Third Annual Strategic Directions in the Electric Utility Industry Survey pdf
"The major options for reducing electricity-related greenhouse gas emissions, in rough order of cost effectiveness are:" 1. Energy efficiency (See P59 and P60)

Consumer Electric Bills 7% Lower in 2020 Thanks To Efficiency
The main argument conservatives and big oil and coal companies use against the American Clean Energy and Security Act (H.R. 2454) is that it would cripple American households with a crushing energy tax. To make that claim, they have distorted cost estimates from the Massachusetts Institute of Technology and conducted their own biased studies. Today, the Environmental Protection Agency obliterated these phony numbers with the release of its economic analysis of H.R. 2454. The EPA estimated the bill would actually lower household electricity bills: As a result of energy efficiency measures, consumer spending on utility bills would be roughly 7% lower in 2020 as a result of the legislation.

Ann Arbor DDA Energy Conservation Program Enters Second Year!
New components added to the DDA program this year include a partnership with the City of Ann Arbor Energy Office to make zero interest loans available to participants through a federal grant and also, the DDA energy program will provide assistance to applicants to take advantage of the utility rebates now available from DTE Energy for energy improvements. These rebates can be added to the DDA rebates.

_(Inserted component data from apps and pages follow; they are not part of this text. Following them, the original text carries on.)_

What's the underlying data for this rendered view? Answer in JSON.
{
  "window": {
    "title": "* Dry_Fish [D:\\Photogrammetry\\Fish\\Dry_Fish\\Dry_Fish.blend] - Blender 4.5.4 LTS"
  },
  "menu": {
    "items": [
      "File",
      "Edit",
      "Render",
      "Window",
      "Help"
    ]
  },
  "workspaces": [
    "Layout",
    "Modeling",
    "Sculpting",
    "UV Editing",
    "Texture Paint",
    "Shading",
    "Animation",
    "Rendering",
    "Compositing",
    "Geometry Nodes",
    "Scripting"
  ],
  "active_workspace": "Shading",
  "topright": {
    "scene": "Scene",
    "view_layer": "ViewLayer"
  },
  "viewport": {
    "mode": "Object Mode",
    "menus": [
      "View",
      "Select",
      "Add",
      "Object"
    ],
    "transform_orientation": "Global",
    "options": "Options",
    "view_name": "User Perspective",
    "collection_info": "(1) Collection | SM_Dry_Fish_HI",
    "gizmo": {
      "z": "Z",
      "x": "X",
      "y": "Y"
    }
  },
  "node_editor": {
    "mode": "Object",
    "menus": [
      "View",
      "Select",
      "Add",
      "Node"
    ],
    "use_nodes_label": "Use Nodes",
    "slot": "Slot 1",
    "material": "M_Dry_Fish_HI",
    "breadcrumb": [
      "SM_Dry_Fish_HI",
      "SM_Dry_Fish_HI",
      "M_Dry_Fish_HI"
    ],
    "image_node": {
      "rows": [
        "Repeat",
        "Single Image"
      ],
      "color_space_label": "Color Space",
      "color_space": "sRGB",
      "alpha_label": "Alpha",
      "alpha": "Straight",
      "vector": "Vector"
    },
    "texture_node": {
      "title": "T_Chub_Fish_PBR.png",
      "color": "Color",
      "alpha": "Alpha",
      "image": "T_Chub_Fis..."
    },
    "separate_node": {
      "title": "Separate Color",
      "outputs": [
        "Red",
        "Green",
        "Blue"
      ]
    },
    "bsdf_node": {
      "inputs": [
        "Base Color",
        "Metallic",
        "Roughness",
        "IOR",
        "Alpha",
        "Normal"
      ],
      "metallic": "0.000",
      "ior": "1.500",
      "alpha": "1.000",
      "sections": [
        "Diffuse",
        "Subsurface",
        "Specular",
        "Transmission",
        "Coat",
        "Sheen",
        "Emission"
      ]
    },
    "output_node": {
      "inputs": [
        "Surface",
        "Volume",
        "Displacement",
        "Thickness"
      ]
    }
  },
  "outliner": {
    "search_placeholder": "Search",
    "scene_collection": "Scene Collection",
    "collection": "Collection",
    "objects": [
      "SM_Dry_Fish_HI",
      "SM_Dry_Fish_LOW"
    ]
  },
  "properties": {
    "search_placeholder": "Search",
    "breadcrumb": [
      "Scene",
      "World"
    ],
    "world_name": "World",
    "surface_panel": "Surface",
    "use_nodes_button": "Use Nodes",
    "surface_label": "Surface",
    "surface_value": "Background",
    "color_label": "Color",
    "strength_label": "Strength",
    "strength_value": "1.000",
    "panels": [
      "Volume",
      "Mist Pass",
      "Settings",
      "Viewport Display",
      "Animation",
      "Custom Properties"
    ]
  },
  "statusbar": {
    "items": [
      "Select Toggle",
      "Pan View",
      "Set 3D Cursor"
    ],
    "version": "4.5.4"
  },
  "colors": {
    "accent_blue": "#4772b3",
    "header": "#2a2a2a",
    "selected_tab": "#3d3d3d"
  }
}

EPA Commends Corporate Leaders for Major Greenhouse Gas Reductions Release
Twenty-seven companies are also being commended for announcing aggressive GHG reduction goals. Combined, the Climate Leaders companies are reducing greenhouse gas emissions by approximately 50 million metric tons of carbon dioxide equivalents per year. “EPA’s Climate Leaders are sending a clear message that the choice between our economy and our environment is a false choice,” said EPA Administrator Lisa P. Jackson. “They’re doing their part in the fight against climate change and giving consumers the power to support environmentally responsible choices. That leads to a better bottom line and a brighter future for everyone.”

2008 Energy Efficiency and Renewable Energy Portfolio Standards for the State of Michigan
The Midwest Energy Efficiency Alliance analyzed the potential electricity savings that the State of Michigan could achieve through the adoption and implementation of an energy efficiency portfolio standard (EEPS) and a renewable portfolio standard (RPS) in 2008. The purpose of this analysis is to explore the potential long-term impacts of the energy efficiency and renewable energy policies in Michigan and to illustrate the scale of the potential savings. Various scenarios for energy efficiency and renewable energy have been proposed in Michigan, through legislative activity, by the advocacy community, and by influential groups like the Midwestern Governors Association. They differ in percent goal for efficiency and for renewables and in the ramp-up schedule to reach those goals. The energy impact from these various possible scenarios is compared and contrasted below to help Michigan evaluate the plans and choose a path toward a clean energy future. As Michigan moves to adopt a new generation of energy legislation to address the myriad challenges that lie ahead, it can look to energy efficiency as the first. It is always less expensive (to the rate is to extract it, generate it, build it or buy it, and transport it from where it is produced to where it is needed.

Quit Coal


Coal Kills

Coal Causes Disease

Coal Costs Taxpayers

Coal Pollutes the Environment

Coal Contributes to Climate Change

Burning Coal is a Seriously Stupid Idea!

Working to make Michigan the Leader in Solutions - not pollution